> Your instructions: Pull every line that includes the word "List" out of the data below and copy it.

#####

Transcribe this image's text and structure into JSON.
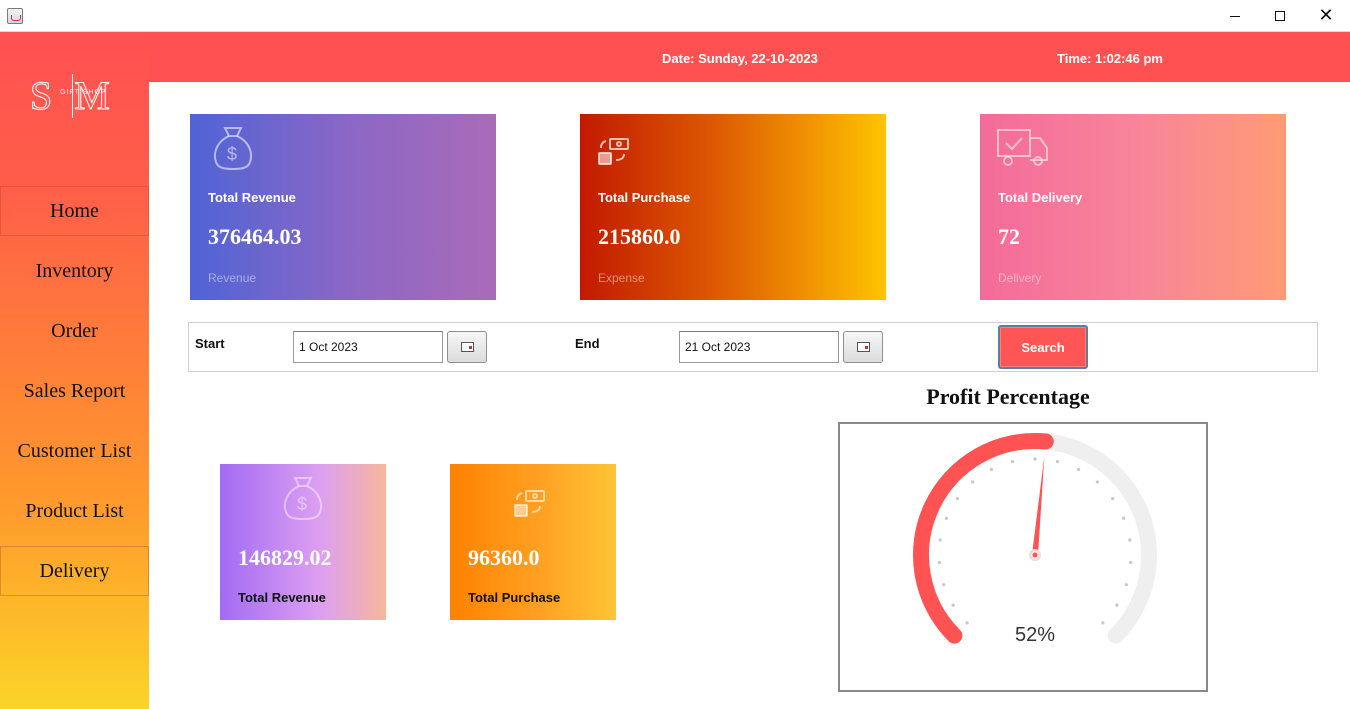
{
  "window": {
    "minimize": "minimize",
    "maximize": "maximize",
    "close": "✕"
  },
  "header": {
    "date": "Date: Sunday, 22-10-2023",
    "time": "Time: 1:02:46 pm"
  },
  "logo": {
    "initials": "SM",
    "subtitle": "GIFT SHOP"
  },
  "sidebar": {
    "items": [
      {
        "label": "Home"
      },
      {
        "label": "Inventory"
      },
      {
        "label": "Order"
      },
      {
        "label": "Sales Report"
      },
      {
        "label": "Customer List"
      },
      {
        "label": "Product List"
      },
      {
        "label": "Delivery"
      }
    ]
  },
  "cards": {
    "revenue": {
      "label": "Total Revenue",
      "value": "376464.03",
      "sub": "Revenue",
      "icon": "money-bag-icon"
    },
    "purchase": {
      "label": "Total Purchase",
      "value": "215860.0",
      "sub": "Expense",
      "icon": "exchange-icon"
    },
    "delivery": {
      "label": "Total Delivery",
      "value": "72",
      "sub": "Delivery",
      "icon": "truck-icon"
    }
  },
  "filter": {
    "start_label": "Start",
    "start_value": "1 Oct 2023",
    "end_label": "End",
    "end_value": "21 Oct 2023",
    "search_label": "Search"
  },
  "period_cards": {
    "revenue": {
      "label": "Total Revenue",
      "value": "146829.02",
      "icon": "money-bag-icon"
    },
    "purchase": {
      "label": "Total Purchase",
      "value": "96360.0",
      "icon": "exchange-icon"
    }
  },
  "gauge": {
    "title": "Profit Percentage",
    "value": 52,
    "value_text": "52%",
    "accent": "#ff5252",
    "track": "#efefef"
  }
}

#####

> Your solution:
        "label": "Customer List"
        "label": "Product List"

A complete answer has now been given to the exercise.